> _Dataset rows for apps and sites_
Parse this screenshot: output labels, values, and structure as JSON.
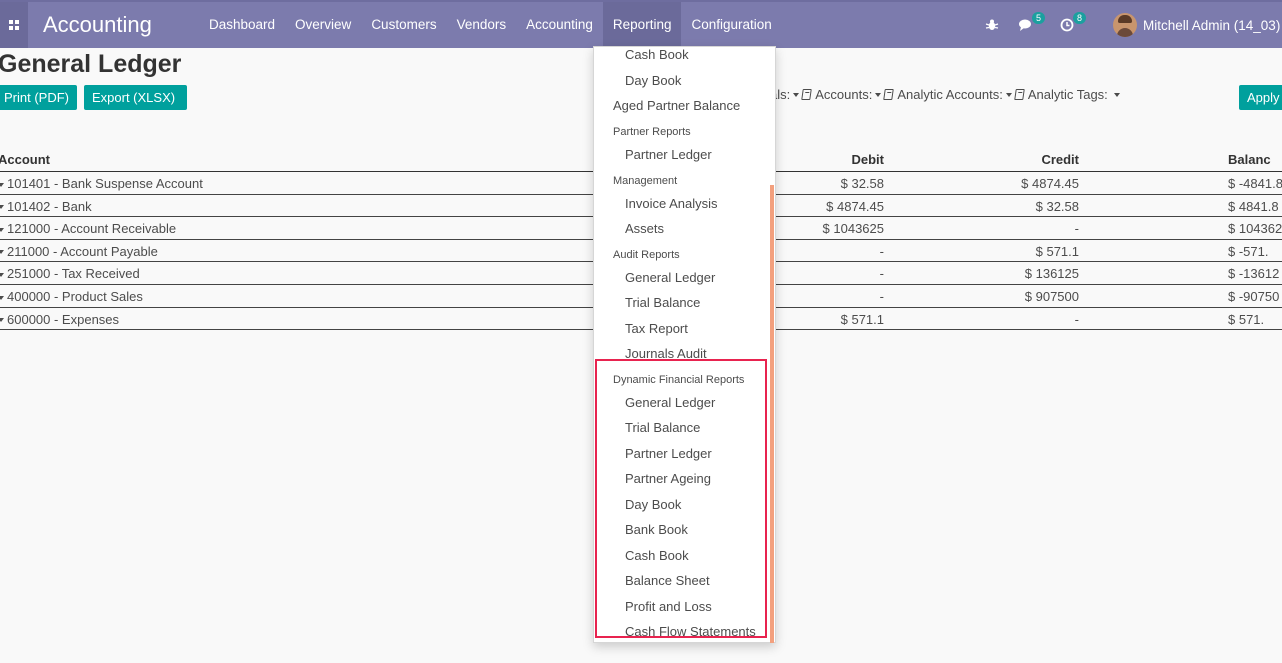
{
  "topbar": {
    "app_title": "Accounting",
    "menu": [
      "Dashboard",
      "Overview",
      "Customers",
      "Vendors",
      "Accounting",
      "Reporting",
      "Configuration"
    ],
    "active_menu": "Reporting",
    "messages_count": "5",
    "activities_count": "8",
    "user_name": "Mitchell Admin (14_03)"
  },
  "page": {
    "title": "General Ledger",
    "print_pdf_label": "Print (PDF)",
    "export_xlsx_label": "Export (XLSX)",
    "apply_label": "Apply",
    "filters": {
      "journals": "als:",
      "accounts": "Accounts:",
      "analytic_accounts": "Analytic Accounts:",
      "analytic_tags": "Analytic Tags:"
    }
  },
  "ledger": {
    "headers": {
      "account": "Account",
      "debit": "Debit",
      "credit": "Credit",
      "balance": "Balanc"
    },
    "rows": [
      {
        "account": "101401 - Bank Suspense Account",
        "debit": "$ 32.58",
        "credit": "$ 4874.45",
        "balance": "$ -4841.8"
      },
      {
        "account": "101402 - Bank",
        "debit": "$ 4874.45",
        "credit": "$ 32.58",
        "balance": "$ 4841.8"
      },
      {
        "account": "121000 - Account Receivable",
        "debit": "$ 1043625",
        "credit": "-",
        "balance": "$ 104362"
      },
      {
        "account": "211000 - Account Payable",
        "debit": "-",
        "credit": "$ 571.1",
        "balance": "$ -571."
      },
      {
        "account": "251000 - Tax Received",
        "debit": "-",
        "credit": "$ 136125",
        "balance": "$ -13612"
      },
      {
        "account": "400000 - Product Sales",
        "debit": "-",
        "credit": "$ 907500",
        "balance": "$ -90750"
      },
      {
        "account": "600000 - Expenses",
        "debit": "$ 571.1",
        "credit": "-",
        "balance": "$ 571."
      }
    ]
  },
  "dropdown": {
    "items": [
      {
        "kind": "sub",
        "label": "Cash Book"
      },
      {
        "kind": "sub",
        "label": "Day Book"
      },
      {
        "kind": "top",
        "label": "Aged Partner Balance"
      },
      {
        "kind": "header",
        "label": "Partner Reports"
      },
      {
        "kind": "sub",
        "label": "Partner Ledger"
      },
      {
        "kind": "header",
        "label": "Management"
      },
      {
        "kind": "sub",
        "label": "Invoice Analysis"
      },
      {
        "kind": "sub",
        "label": "Assets"
      },
      {
        "kind": "header",
        "label": "Audit Reports"
      },
      {
        "kind": "sub",
        "label": "General Ledger"
      },
      {
        "kind": "sub",
        "label": "Trial Balance"
      },
      {
        "kind": "sub",
        "label": "Tax Report"
      },
      {
        "kind": "sub",
        "label": "Journals Audit"
      },
      {
        "kind": "header",
        "label": "Dynamic Financial Reports"
      },
      {
        "kind": "sub",
        "label": "General Ledger"
      },
      {
        "kind": "sub",
        "label": "Trial Balance"
      },
      {
        "kind": "sub",
        "label": "Partner Ledger"
      },
      {
        "kind": "sub",
        "label": "Partner Ageing"
      },
      {
        "kind": "sub",
        "label": "Day Book"
      },
      {
        "kind": "sub",
        "label": "Bank Book"
      },
      {
        "kind": "sub",
        "label": "Cash Book"
      },
      {
        "kind": "sub",
        "label": "Balance Sheet"
      },
      {
        "kind": "sub",
        "label": "Profit and Loss"
      },
      {
        "kind": "sub",
        "label": "Cash Flow Statements"
      }
    ]
  },
  "colors": {
    "topbar": "#7c7bad",
    "primary_button": "#00a09d",
    "highlight_border": "#e8234f"
  }
}
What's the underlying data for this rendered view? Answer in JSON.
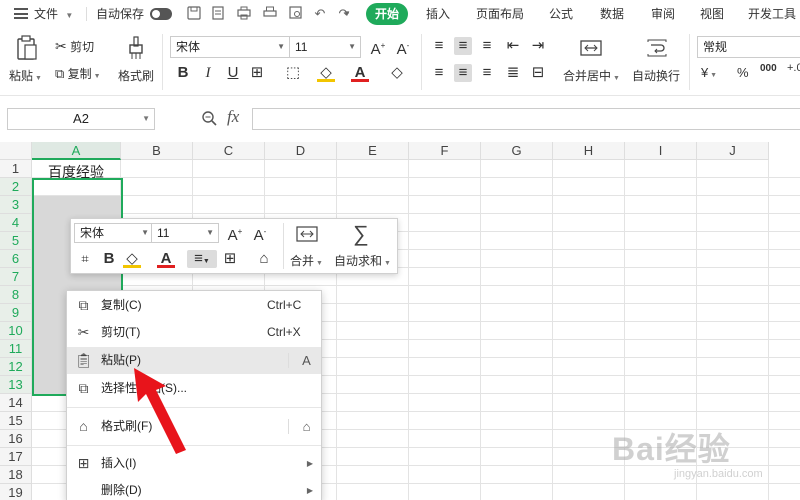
{
  "menubar": {
    "file": "文件",
    "autosave": "自动保存",
    "tabs": [
      "开始",
      "插入",
      "页面布局",
      "公式",
      "数据",
      "审阅",
      "视图",
      "开发工具"
    ]
  },
  "ribbon": {
    "paste": "粘贴",
    "cut": "剪切",
    "copy": "复制",
    "format_painter": "格式刷",
    "font_name": "宋体",
    "font_size": "11",
    "merge_center": "合并居中",
    "wrap_text": "自动换行",
    "number_format": "常规",
    "bold": "B",
    "italic": "I",
    "underline": "U",
    "currency": "¥",
    "percent": "%",
    "thousands": "000"
  },
  "formula_bar": {
    "name_box": "A2",
    "fx": "fx",
    "value": ""
  },
  "grid": {
    "columns": [
      "A",
      "B",
      "C",
      "D",
      "E",
      "F",
      "G",
      "H",
      "I",
      "J"
    ],
    "rows": [
      "1",
      "2",
      "3",
      "4",
      "5",
      "6",
      "7",
      "8",
      "9",
      "10",
      "11",
      "12",
      "13",
      "14",
      "15",
      "16",
      "17",
      "18",
      "19"
    ],
    "a1_text": "百度经验"
  },
  "mini_toolbar": {
    "font_name": "宋体",
    "font_size": "11",
    "bold": "B",
    "merge": "合并",
    "autosum": "自动求和"
  },
  "context_menu": {
    "items": [
      {
        "label": "复制(C)",
        "shortcut": "Ctrl+C"
      },
      {
        "label": "剪切(T)",
        "shortcut": "Ctrl+X"
      },
      {
        "label": "粘贴(P)",
        "shortcut": ""
      },
      {
        "label": "选择性粘贴(S)...",
        "shortcut": ""
      },
      {
        "label": "格式刷(F)",
        "shortcut": ""
      },
      {
        "label": "插入(I)",
        "shortcut": ""
      },
      {
        "label": "删除(D)",
        "shortcut": ""
      }
    ]
  },
  "watermark": {
    "brand": "Bai经验",
    "url": "jingyan.baidu.com"
  },
  "colors": {
    "accent": "#1faa5b",
    "arrow": "#e8141b",
    "selection_fill": "#d8d8d8"
  }
}
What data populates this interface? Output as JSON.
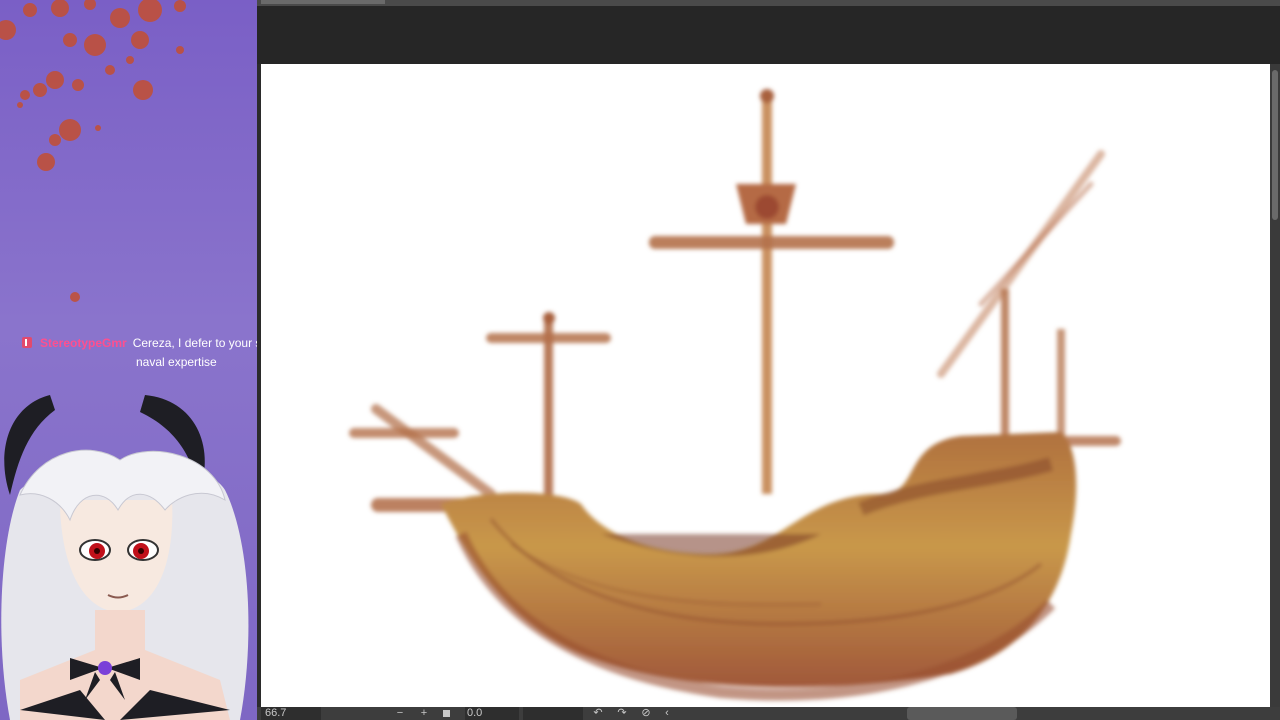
{
  "chat": {
    "username": "StereotypeGmr",
    "message_line1": "Cereza, I defer to your superior",
    "message_line2": "naval expertise"
  },
  "statusbar": {
    "zoom": "66.7",
    "zoom_out_icon": "−",
    "zoom_in_icon": "+",
    "angle": "0.0",
    "rotate_left_icon": "↶",
    "rotate_right_icon": "↷",
    "reset_rotation_icon": "⊘",
    "flip_icon": "‹"
  },
  "colors": {
    "overlay_purple": "#7a5fc6",
    "splatter": "#c0503a",
    "chat_username": "#ff4f8f",
    "app_dark": "#262626",
    "canvas": "#ffffff",
    "hull_brown": "#a0583a",
    "hull_gold": "#c8963c"
  },
  "icons": {
    "chat_badge": "moderator-badge-icon",
    "zoom_out": "minus-icon",
    "zoom_in": "plus-icon",
    "fit": "square-icon",
    "rotate_left": "rotate-left-icon",
    "rotate_right": "rotate-right-icon",
    "reset_rotation": "reset-rotation-icon",
    "flip": "chevron-left-icon"
  }
}
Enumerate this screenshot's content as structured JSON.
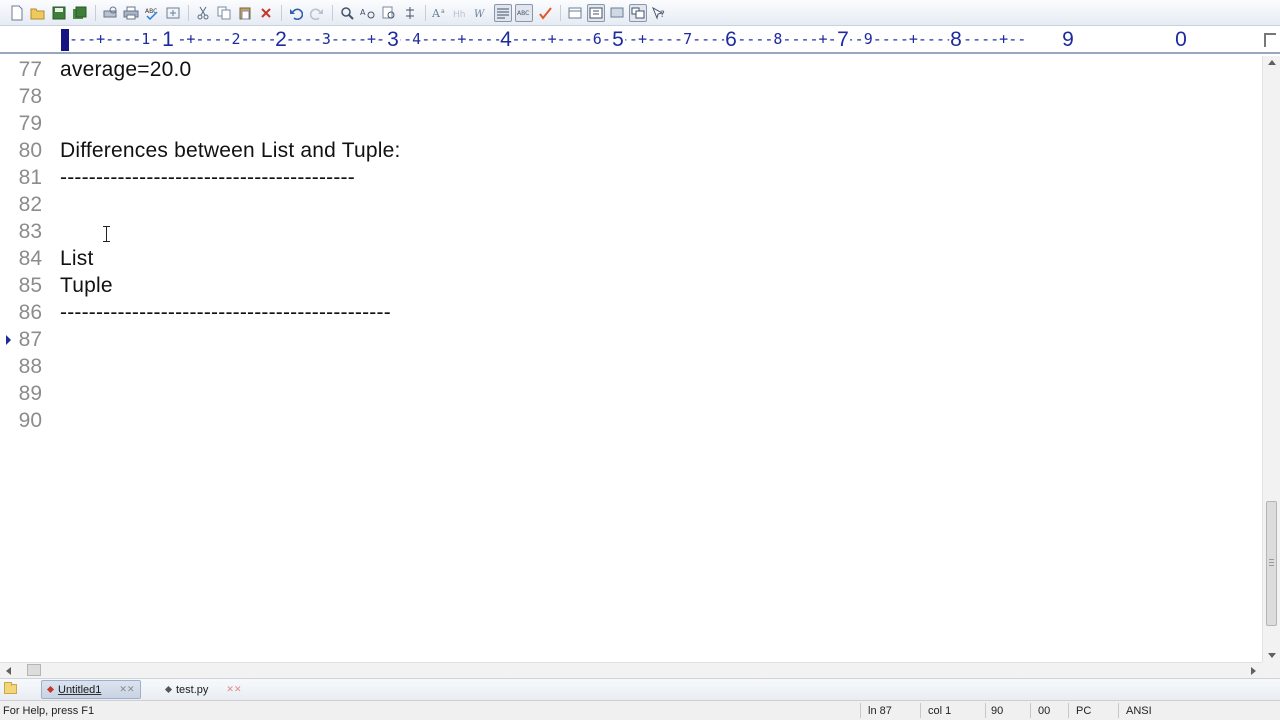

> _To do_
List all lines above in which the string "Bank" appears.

> _Output for this exercise_
        "account": "101401 - Bank Suspense Account",
        "account": "101402 - Bank",
        "label": "Bank Book"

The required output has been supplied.